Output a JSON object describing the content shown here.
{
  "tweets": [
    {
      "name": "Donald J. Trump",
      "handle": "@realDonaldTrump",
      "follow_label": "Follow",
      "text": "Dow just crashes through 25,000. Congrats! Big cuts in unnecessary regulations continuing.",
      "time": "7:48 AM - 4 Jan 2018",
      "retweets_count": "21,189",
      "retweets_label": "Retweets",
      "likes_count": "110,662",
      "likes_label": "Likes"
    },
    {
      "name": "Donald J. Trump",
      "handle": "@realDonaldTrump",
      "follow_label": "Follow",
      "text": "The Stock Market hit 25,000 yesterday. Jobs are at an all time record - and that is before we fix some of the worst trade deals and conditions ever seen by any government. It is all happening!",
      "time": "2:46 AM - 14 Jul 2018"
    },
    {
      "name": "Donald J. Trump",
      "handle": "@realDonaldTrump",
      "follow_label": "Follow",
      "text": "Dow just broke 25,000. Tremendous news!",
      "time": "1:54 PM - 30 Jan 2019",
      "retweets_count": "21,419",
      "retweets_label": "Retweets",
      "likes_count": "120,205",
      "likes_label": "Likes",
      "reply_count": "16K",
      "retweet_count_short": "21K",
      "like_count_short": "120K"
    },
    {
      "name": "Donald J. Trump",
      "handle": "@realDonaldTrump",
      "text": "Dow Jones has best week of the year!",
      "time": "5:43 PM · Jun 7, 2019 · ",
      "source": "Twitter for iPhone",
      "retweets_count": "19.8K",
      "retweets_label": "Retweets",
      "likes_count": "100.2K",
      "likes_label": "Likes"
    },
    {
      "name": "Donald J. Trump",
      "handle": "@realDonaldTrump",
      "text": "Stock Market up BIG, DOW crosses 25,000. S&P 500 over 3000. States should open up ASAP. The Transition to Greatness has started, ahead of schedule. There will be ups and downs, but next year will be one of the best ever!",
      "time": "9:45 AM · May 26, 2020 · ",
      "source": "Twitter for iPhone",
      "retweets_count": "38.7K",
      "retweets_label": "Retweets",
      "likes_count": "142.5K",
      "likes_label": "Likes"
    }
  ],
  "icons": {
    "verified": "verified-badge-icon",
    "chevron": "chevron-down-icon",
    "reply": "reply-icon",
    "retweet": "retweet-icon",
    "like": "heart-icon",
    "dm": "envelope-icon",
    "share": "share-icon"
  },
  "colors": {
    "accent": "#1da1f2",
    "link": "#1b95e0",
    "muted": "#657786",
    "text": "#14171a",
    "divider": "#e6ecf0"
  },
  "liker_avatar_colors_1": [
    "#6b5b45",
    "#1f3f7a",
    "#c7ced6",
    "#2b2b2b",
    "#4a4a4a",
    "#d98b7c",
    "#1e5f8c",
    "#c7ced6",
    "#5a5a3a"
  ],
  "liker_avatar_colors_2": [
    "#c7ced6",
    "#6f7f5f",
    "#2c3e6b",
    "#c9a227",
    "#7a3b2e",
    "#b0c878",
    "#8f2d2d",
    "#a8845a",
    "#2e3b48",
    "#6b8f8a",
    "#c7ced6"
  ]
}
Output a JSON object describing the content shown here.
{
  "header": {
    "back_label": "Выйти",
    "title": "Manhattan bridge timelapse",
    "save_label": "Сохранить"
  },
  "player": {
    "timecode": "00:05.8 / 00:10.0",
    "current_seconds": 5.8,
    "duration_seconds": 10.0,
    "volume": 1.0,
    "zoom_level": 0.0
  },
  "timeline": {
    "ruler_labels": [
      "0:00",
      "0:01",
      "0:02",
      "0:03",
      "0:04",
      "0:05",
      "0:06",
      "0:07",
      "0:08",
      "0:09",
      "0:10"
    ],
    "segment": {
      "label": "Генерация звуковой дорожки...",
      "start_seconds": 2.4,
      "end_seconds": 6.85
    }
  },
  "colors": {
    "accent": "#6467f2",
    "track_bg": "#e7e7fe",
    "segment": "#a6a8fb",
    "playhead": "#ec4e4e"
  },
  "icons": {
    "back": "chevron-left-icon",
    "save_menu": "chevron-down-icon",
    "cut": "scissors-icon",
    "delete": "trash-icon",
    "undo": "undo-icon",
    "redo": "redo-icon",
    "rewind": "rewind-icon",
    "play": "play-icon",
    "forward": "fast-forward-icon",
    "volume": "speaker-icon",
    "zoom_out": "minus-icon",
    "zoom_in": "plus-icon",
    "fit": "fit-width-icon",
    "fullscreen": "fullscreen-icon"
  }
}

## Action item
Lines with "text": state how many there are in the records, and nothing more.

## Response below
6